> _Problem description_
Pictures are not part of the copy. Reproduce all the records exactly.

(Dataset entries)
"""

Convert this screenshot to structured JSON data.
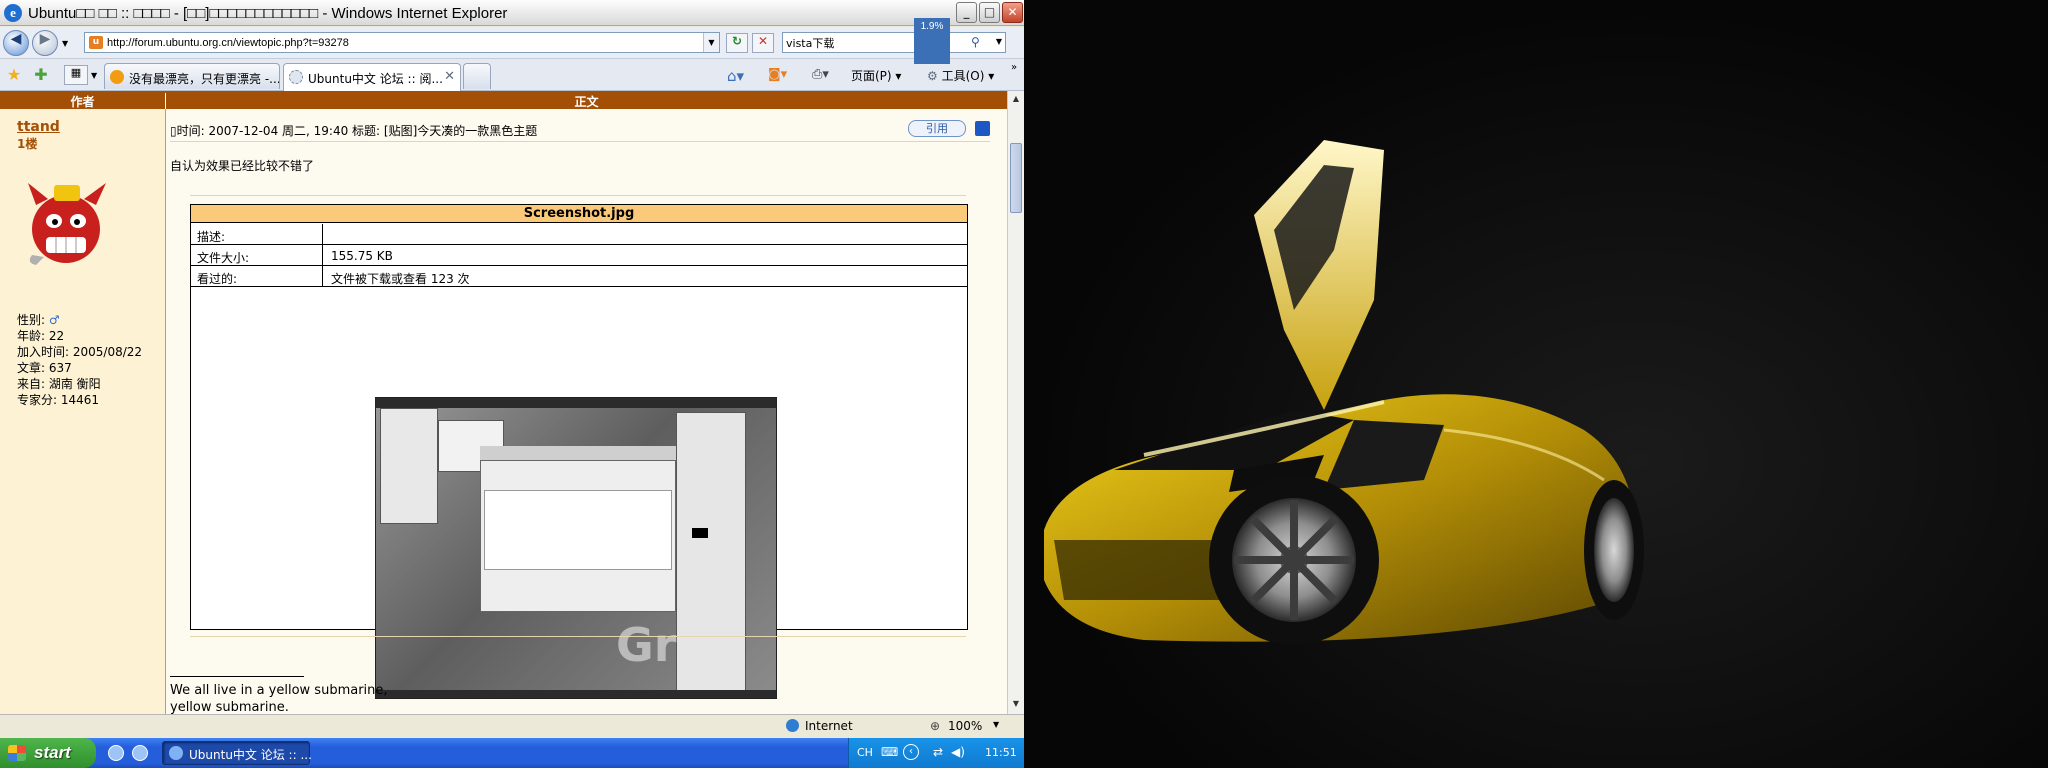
{
  "window": {
    "title": "Ubuntu□□ □□ :: □□□□ - [□□]□□□□□□□□□□□□ - Windows Internet Explorer",
    "controls": {
      "minimize": "_",
      "maximize": "□",
      "close": "✕"
    }
  },
  "address_bar": {
    "url": "http://forum.ubuntu.org.cn/viewtopic.php?t=93278",
    "search_value": "vista下载",
    "progress_badge": "1.9%"
  },
  "tabs": [
    {
      "label": "没有最漂亮，只有更漂亮 -...",
      "active": false
    },
    {
      "label": "Ubuntu中文 论坛 :: 阅...",
      "active": true
    }
  ],
  "toolbar": {
    "page_label": "页面(P)",
    "tools_label": "工具(O)"
  },
  "table_header": {
    "author": "作者",
    "body": "正文"
  },
  "post": {
    "username": "ttand",
    "floor": "1楼",
    "profile": {
      "gender_label": "性别:",
      "age": "年龄: 22",
      "joined": "加入时间: 2005/08/22",
      "posts": "文章: 637",
      "from": "来自: 湖南 衡阳",
      "expert_points": "专家分: 14461"
    },
    "meta": "时间: 2007-12-04 周二, 19:40    标题: [贴图]今天凑的一款黑色主题",
    "quote_label": "引用",
    "text": "自认为效果已经比较不错了",
    "attachment": {
      "filename": "Screenshot.jpg",
      "rows": [
        {
          "key": "描述:",
          "value": ""
        },
        {
          "key": "文件大小:",
          "value": "155.75 KB"
        },
        {
          "key": "看过的:",
          "value": "文件被下载或查看  123 次"
        }
      ]
    },
    "signature": [
      "We all live in a yellow submarine,",
      "yellow submarine."
    ]
  },
  "statusbar": {
    "zone": "Internet",
    "zoom": "100%"
  },
  "taskbar": {
    "start_label": "start",
    "task_label": "Ubuntu中文 论坛 :: ...",
    "lang": "CH",
    "clock": "11:51"
  }
}
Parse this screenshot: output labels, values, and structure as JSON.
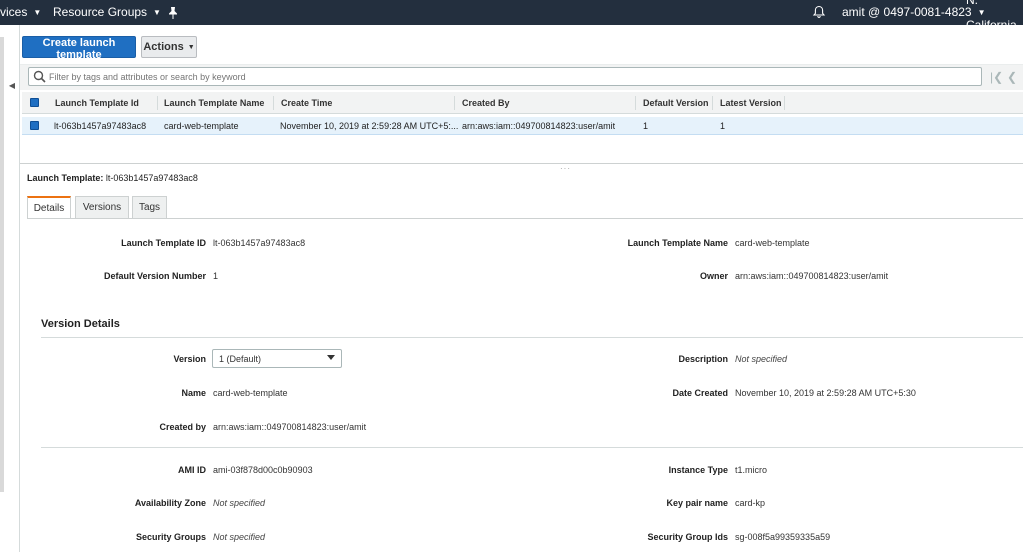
{
  "topnav": {
    "services": "vices",
    "resource_groups": "Resource Groups",
    "account": "amit @ 0497-0081-4823",
    "region": "N. California",
    "icons": {
      "pin": "pin-icon",
      "bell": "bell-icon",
      "caret": "chevron-down-icon"
    }
  },
  "toolbar": {
    "create_label": "Create launch template",
    "actions_label": "Actions"
  },
  "filter": {
    "placeholder": "Filter by tags and attributes or search by keyword"
  },
  "table": {
    "columns": [
      "Launch Template Id",
      "Launch Template Name",
      "Create Time",
      "Created By",
      "Default Version",
      "Latest Version"
    ],
    "rows": [
      {
        "id": "lt-063b1457a97483ac8",
        "name": "card-web-template",
        "create_time": "November 10, 2019 at 2:59:28 AM UTC+5:...",
        "created_by": "arn:aws:iam::049700814823:user/amit",
        "default_version": "1",
        "latest_version": "1"
      }
    ]
  },
  "detail": {
    "header_label": "Launch Template:",
    "header_value": "lt-063b1457a97483ac8",
    "tabs": [
      "Details",
      "Versions",
      "Tags"
    ],
    "fields": {
      "template_id_label": "Launch Template ID",
      "template_id_value": "lt-063b1457a97483ac8",
      "template_name_label": "Launch Template Name",
      "template_name_value": "card-web-template",
      "default_version_label": "Default Version Number",
      "default_version_value": "1",
      "owner_label": "Owner",
      "owner_value": "arn:aws:iam::049700814823:user/amit"
    },
    "version_details": {
      "title": "Version Details",
      "version_label": "Version",
      "version_value": "1 (Default)",
      "description_label": "Description",
      "description_value": "Not specified",
      "name_label": "Name",
      "name_value": "card-web-template",
      "date_created_label": "Date Created",
      "date_created_value": "November 10, 2019 at 2:59:28 AM UTC+5:30",
      "created_by_label": "Created by",
      "created_by_value": "arn:aws:iam::049700814823:user/amit",
      "ami_label": "AMI ID",
      "ami_value": "ami-03f878d00c0b90903",
      "instance_type_label": "Instance Type",
      "instance_type_value": "t1.micro",
      "az_label": "Availability Zone",
      "az_value": "Not specified",
      "key_pair_label": "Key pair name",
      "key_pair_value": "card-kp",
      "sg_label": "Security Groups",
      "sg_value": "Not specified",
      "sg_ids_label": "Security Group Ids",
      "sg_ids_value": "sg-008f5a99359335a59"
    }
  },
  "colors": {
    "nav_bg": "#232f3e",
    "primary": "#1f6fc2",
    "tab_accent": "#ec7211",
    "selected_row": "#e6f2fb"
  }
}
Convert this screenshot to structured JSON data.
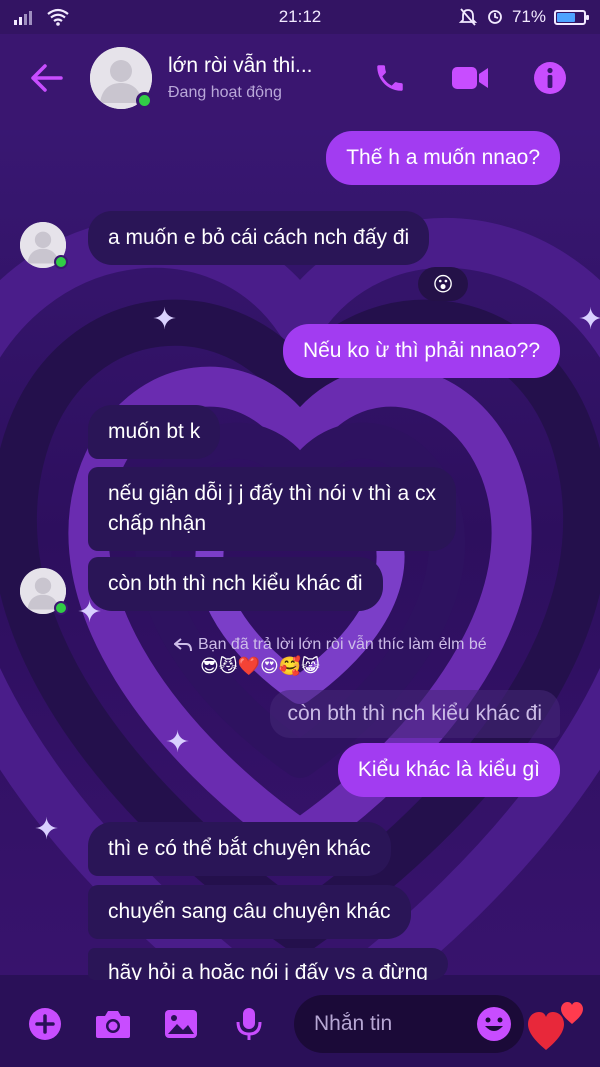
{
  "status_bar": {
    "time": "21:12",
    "battery_text": "71%",
    "battery_level": 0.71,
    "icons": [
      "signal-icon",
      "wifi-icon",
      "alarm-off-icon",
      "battery-icon"
    ]
  },
  "header": {
    "name": "lớn ròi vẫn thi...",
    "status": "Đang hoạt động",
    "icons": [
      "back-arrow-icon",
      "phone-icon",
      "video-camera-icon",
      "info-icon"
    ]
  },
  "messages": [
    {
      "dir": "out",
      "text": "Thế h a muốn nnao?"
    },
    {
      "dir": "in",
      "text": "a muốn e bỏ cái cách nch đấy đi",
      "reaction": "😮"
    },
    {
      "dir": "out",
      "text": "Nếu ko ừ thì phải nnao??"
    },
    {
      "dir": "in",
      "text": "muốn bt k"
    },
    {
      "dir": "in",
      "lines": [
        "nếu giận dỗi j j đấy thì nói v thì a cx",
        "chấp nhận"
      ]
    },
    {
      "dir": "in",
      "text": "còn bth thì nch kiểu khác đi"
    },
    {
      "dir": "out",
      "reply_note": "Bạn đã trả lời lớn ròi vẫn thíc làm ẻlm bé",
      "reply_emojis": "😎😼❤️😍🥰😸",
      "quoted": "còn bth thì nch kiểu khác đi",
      "text": "Kiểu khác là kiểu gì"
    },
    {
      "dir": "in",
      "text": "thì e có thể bắt chuyện khác"
    },
    {
      "dir": "in",
      "text": "chuyển sang câu chuyện khác"
    },
    {
      "dir": "in",
      "text": "hãy hỏi a hoặc nói j đấy vs a đừng"
    }
  ],
  "composer": {
    "placeholder": "Nhắn tin",
    "quick_reaction": "❤️",
    "icons": [
      "plus-icon",
      "camera-icon",
      "image-icon",
      "microphone-icon",
      "emoji-icon",
      "heart-icon"
    ]
  },
  "colors": {
    "accent": "#a23cf1",
    "incoming_bubble": "#2a1557",
    "online": "#31cc46",
    "background": "#2a0f52"
  }
}
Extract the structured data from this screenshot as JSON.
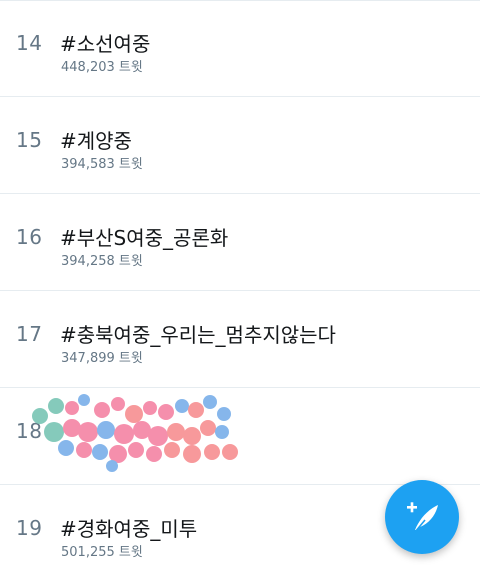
{
  "trends": [
    {
      "rank": "14",
      "hashtag": "#소선여중",
      "tweets": "448,203 트윗"
    },
    {
      "rank": "15",
      "hashtag": "#계양중",
      "tweets": "394,583 트윗"
    },
    {
      "rank": "16",
      "hashtag": "#부산S여중_공론화",
      "tweets": "394,258 트윗"
    },
    {
      "rank": "17",
      "hashtag": "#충북여중_우리는_멈추지않는다",
      "tweets": "347,899 트윗"
    },
    {
      "rank": "18",
      "hashtag": "",
      "tweets": ""
    },
    {
      "rank": "19",
      "hashtag": "#경화여중_미투",
      "tweets": "501,255 트윗"
    }
  ],
  "colors": {
    "accent": "#1da1f2",
    "text_primary": "#14171a",
    "text_secondary": "#657786",
    "divider": "#e6ecf0"
  },
  "fab": {
    "icon": "compose-tweet-icon"
  }
}
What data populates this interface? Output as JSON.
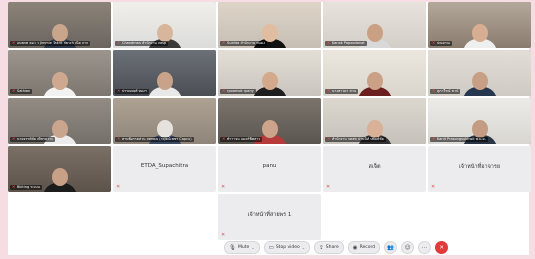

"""

> _The answer_
Convert this screenshot to structured JSON data.
{
  "window": {
    "title": "Ubuntu□□ □□ :: □□□□ - [□□]□□□□□□□□□□□□ - Windows Internet Explorer",
    "controls": {
      "minimize": "_",
      "maximize": "□",
      "close": "✕"
    }
  },
  "address_bar": {
    "url": "http://forum.ubuntu.org.cn/viewtopic.php?t=93278",
    "search_value": "vista下载",
    "progress_badge": "1.9%"
  },
  "tabs": [
    {
      "label": "没有最漂亮，只有更漂亮 -...",
      "active": false
    },
    {
      "label": "Ubuntu中文 论坛 :: 阅...",
      "active": true
    }
  ],
  "toolbar": {
    "page_label": "页面(P)",
    "tools_label": "工具(O)"
  },
  "table_header": {
    "author": "作者",
    "body": "正文"
  },
  "post": {
    "username": "ttand",
    "floor": "1楼",
    "profile": {
      "gender_label": "性别:",
      "age": "年龄: 22",
      "joined": "加入时间: 2005/08/22",
      "posts": "文章: 637",
      "from": "来自: 湖南 衡阳",
      "expert_points": "专家分: 14461"
    },
    "meta": "时间: 2007-12-04 周二, 19:40    标题: [贴图]今天凑的一款黑色主题",
    "quote_label": "引用",
    "text": "自认为效果已经比较不错了",
    "attachment": {
      "filename": "Screenshot.jpg",
      "rows": [
        {
          "key": "描述:",
          "value": ""
        },
        {
          "key": "文件大小:",
          "value": "155.75 KB"
        },
        {
          "key": "看过的:",
          "value": "文件被下载或查看  123 次"
        }
      ]
    },
    "signature": [
      "We all live in a yellow submarine,",
      "yellow submarine."
    ]
  },
  "statusbar": {
    "zone": "Internet",
    "zoom": "100%"
  },
  "taskbar": {
    "start_label": "start",
    "task_label": "Ubuntu中文 论坛 :: ...",
    "lang": "CH",
    "clock": "11:51"
  }
}
Parse this screenshot: output labels, values, and structure as JSON.
{
  "topnav": {
    "services": "vices",
    "resource_groups": "Resource Groups",
    "account": "amit @ 0497-0081-4823",
    "region": "N. California",
    "icons": {
      "pin": "pin-icon",
      "bell": "bell-icon",
      "caret": "chevron-down-icon"
    }
  },
  "toolbar": {
    "create_label": "Create launch template",
    "actions_label": "Actions"
  },
  "filter": {
    "placeholder": "Filter by tags and attributes or search by keyword"
  },
  "table": {
    "columns": [
      "Launch Template Id",
      "Launch Template Name",
      "Create Time",
      "Created By",
      "Default Version",
      "Latest Version"
    ],
    "rows": [
      {
        "id": "lt-063b1457a97483ac8",
        "name": "card-web-template",
        "create_time": "November 10, 2019 at 2:59:28 AM UTC+5:...",
        "created_by": "arn:aws:iam::049700814823:user/amit",
        "default_version": "1",
        "latest_version": "1"
      }
    ]
  },
  "detail": {
    "header_label": "Launch Template:",
    "header_value": "lt-063b1457a97483ac8",
    "tabs": [
      "Details",
      "Versions",
      "Tags"
    ],
    "fields": {
      "template_id_label": "Launch Template ID",
      "template_id_value": "lt-063b1457a97483ac8",
      "template_name_label": "Launch Template Name",
      "template_name_value": "card-web-template",
      "default_version_label": "Default Version Number",
      "default_version_value": "1",
      "owner_label": "Owner",
      "owner_value": "arn:aws:iam::049700814823:user/amit"
    },
    "version_details": {
      "title": "Version Details",
      "version_label": "Version",
      "version_value": "1 (Default)",
      "description_label": "Description",
      "description_value": "Not specified",
      "name_label": "Name",
      "name_value": "card-web-template",
      "date_created_label": "Date Created",
      "date_created_value": "November 10, 2019 at 2:59:28 AM UTC+5:30",
      "created_by_label": "Created by",
      "created_by_value": "arn:aws:iam::049700814823:user/amit",
      "ami_label": "AMI ID",
      "ami_value": "ami-03f878d00c0b90903",
      "instance_type_label": "Instance Type",
      "instance_type_value": "t1.micro",
      "az_label": "Availability Zone",
      "az_value": "Not specified",
      "key_pair_label": "Key pair name",
      "key_pair_value": "card-kp",
      "sg_label": "Security Groups",
      "sg_value": "Not specified",
      "sg_ids_label": "Security Group Ids",
      "sg_ids_value": "sg-008f5a99359335a59"
    }
  },
  "colors": {
    "nav_bg": "#232f3e",
    "primary": "#1f6fc2",
    "tab_accent": "#ec7211",
    "selected_row": "#e6f2fb"
  }
}
Convert this screenshot to structured JSON data.
{
  "status_bar": {
    "time": "21:12",
    "battery_text": "71%",
    "battery_level": 0.71,
    "icons": [
      "signal-icon",
      "wifi-icon",
      "alarm-off-icon",
      "battery-icon"
    ]
  },
  "header": {
    "name": "lớn ròi vẫn thi...",
    "status": "Đang hoạt động",
    "icons": [
      "back-arrow-icon",
      "phone-icon",
      "video-camera-icon",
      "info-icon"
    ]
  },
  "messages": [
    {
      "dir": "out",
      "text": "Thế h a muốn nnao?"
    },
    {
      "dir": "in",
      "text": "a muốn e bỏ cái cách nch đấy đi",
      "reaction": "😮"
    },
    {
      "dir": "out",
      "text": "Nếu ko ừ thì phải nnao??"
    },
    {
      "dir": "in",
      "text": "muốn bt k"
    },
    {
      "dir": "in",
      "lines": [
        "nếu giận dỗi j j đấy thì nói v thì a cx",
        "chấp nhận"
      ]
    },
    {
      "dir": "in",
      "text": "còn bth thì nch kiểu khác đi"
    },
    {
      "dir": "out",
      "reply_note": "Bạn đã trả lời lớn ròi vẫn thíc làm ẻlm bé",
      "reply_emojis": "😎😼❤️😍🥰😸",
      "quoted": "còn bth thì nch kiểu khác đi",
      "text": "Kiểu khác là kiểu gì"
    },
    {
      "dir": "in",
      "text": "thì e có thể bắt chuyện khác"
    },
    {
      "dir": "in",
      "text": "chuyển sang câu chuyện khác"
    },
    {
      "dir": "in",
      "text": "hãy hỏi a hoặc nói j đấy vs a đừng"
    }
  ],
  "composer": {
    "placeholder": "Nhắn tin",
    "quick_reaction": "❤️",
    "icons": [
      "plus-icon",
      "camera-icon",
      "image-icon",
      "microphone-icon",
      "emoji-icon",
      "heart-icon"
    ]
  },
  "colors": {
    "accent": "#a23cf1",
    "incoming_bubble": "#2a1557",
    "online": "#31cc46",
    "background": "#2a0f52"
  }
}
Extract the structured data from this screenshot as JSON.
{
  "trends": [
    {
      "rank": "14",
      "hashtag": "#소선여중",
      "tweets": "448,203 트윗"
    },
    {
      "rank": "15",
      "hashtag": "#계양중",
      "tweets": "394,583 트윗"
    },
    {
      "rank": "16",
      "hashtag": "#부산S여중_공론화",
      "tweets": "394,258 트윗"
    },
    {
      "rank": "17",
      "hashtag": "#충북여중_우리는_멈추지않는다",
      "tweets": "347,899 트윗"
    },
    {
      "rank": "18",
      "hashtag": "",
      "tweets": ""
    },
    {
      "rank": "19",
      "hashtag": "#경화여중_미투",
      "tweets": "501,255 트윗"
    }
  ],
  "colors": {
    "accent": "#1da1f2",
    "text_primary": "#14171a",
    "text_secondary": "#657786",
    "divider": "#e6ecf0"
  },
  "fab": {
    "icon": "compose-tweet-icon"
  }
}
What data populates this interface? Output as JSON.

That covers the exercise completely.